Facts and figures
- One project
- 2.6 million children affected by conflict
- 1,439 total participants
What is happening in Sudan?
Sudan has been the scene of prolonged armed conflicts - both internal and external - since 1950. Political and border disputes have fuelled tensions inside the country. Violent clashes for control of natural resources - from grazing rights to oil - contribute to the atmosphere of violence.
A ceasefire - and with it the end of Africa’s longest civil war - came to Sudan in 2005 with the signing of the Comprehensive Peace Agreement (CPA). The agreement between northern and southern factions included the referendum which led to the secession of South Sudan in 2011.
Yet armed conflict between Sudan and South Sudan continues along the border to this day. Inside Sudan protests against economic hardship have escalated into widespread demonstrations against President Omar al-Bashir’s 30-year rule of Sudan - and the humanitarian situation is rapidly deteriorating.
Children have suffered markedly as a result of the decades of conflict in Sudan. Young people across the country - particularly those living along the country’s border - face displacement, separation from their families and the threat of violence.
An estimated three million children are currently out of school - around one third of the school age population. Children and youth living in refugee and IDP settlements go without many basic services and are at risk of disease and malnourishment. They are also regularly exposed to the threat of violence.
What we do
War Child has focused its efforts in Sudan on education in response to the needs of the country’s high number of out-of-school children. Can’t Wait to Learn - a global programme born out of the highly successful e-Learning Sudan pilot - brings flexible and effective learning opportunities to children who need them most.

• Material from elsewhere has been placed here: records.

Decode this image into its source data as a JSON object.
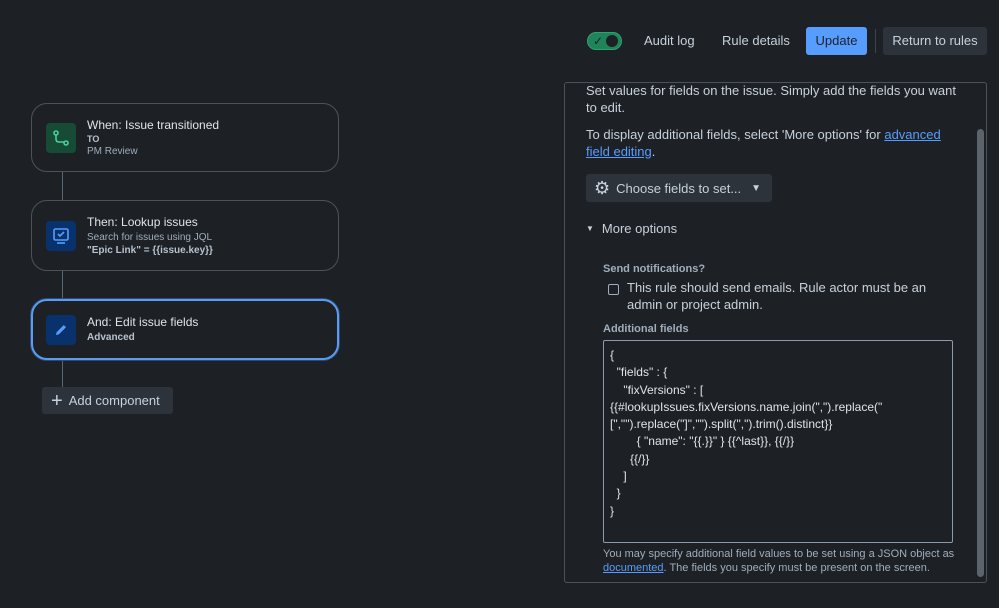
{
  "topbar": {
    "toggle_enabled": true,
    "audit_log": "Audit log",
    "rule_details": "Rule details",
    "update": "Update",
    "return_to_rules": "Return to rules"
  },
  "flow": {
    "trigger": {
      "title": "When: Issue transitioned",
      "line2": "TO",
      "line3": "PM Review"
    },
    "action1": {
      "title": "Then: Lookup issues",
      "line2": "Search for issues using JQL",
      "line3": "\"Epic Link\" = {{issue.key}}"
    },
    "action2": {
      "title": "And: Edit issue fields",
      "line2": "Advanced"
    },
    "add_component": "Add component"
  },
  "panel": {
    "intro": "Set values for fields on the issue. Simply add the fields you want to edit.",
    "display_prefix": "To display additional fields, select 'More options' for ",
    "display_link": "advanced field editing",
    "display_suffix": ".",
    "choose_fields": "Choose fields to set...",
    "more_options": "More options",
    "send_notifications_label": "Send notifications?",
    "send_notifications_text": "This rule should send emails. Rule actor must be an admin or project admin.",
    "additional_fields_label": "Additional fields",
    "json_value": "{\n  \"fields\" : {\n    \"fixVersions\" : [\n{{#lookupIssues.fixVersions.name.join(\",\").replace(\"\n[\",\"\").replace(\"]\",\"\").split(\",\").trim().distinct}}\n        { \"name\": \"{{.}}\" } {{^last}}, {{/}}\n      {{/}}\n    ]\n  }\n}",
    "help_prefix": "You may specify additional field values to be set using a JSON object as ",
    "help_link": "documented",
    "help_suffix": ". The fields you specify must be present on the screen."
  },
  "colors": {
    "accent": "#579dff",
    "toggle_on": "#1f845a",
    "background": "#1d2125"
  }
}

The programme - which aims to reach 65,000 out-of-school children in Sudan by the end of 2020 - has been developed in partnership with the national Ministry of Education, UNICEF, Babiker Badri Scientific Association for Women’s Studies, TNO and Butterfly Works. In partnership with War Child, UNICEF has begun to scale up the programme to new locations.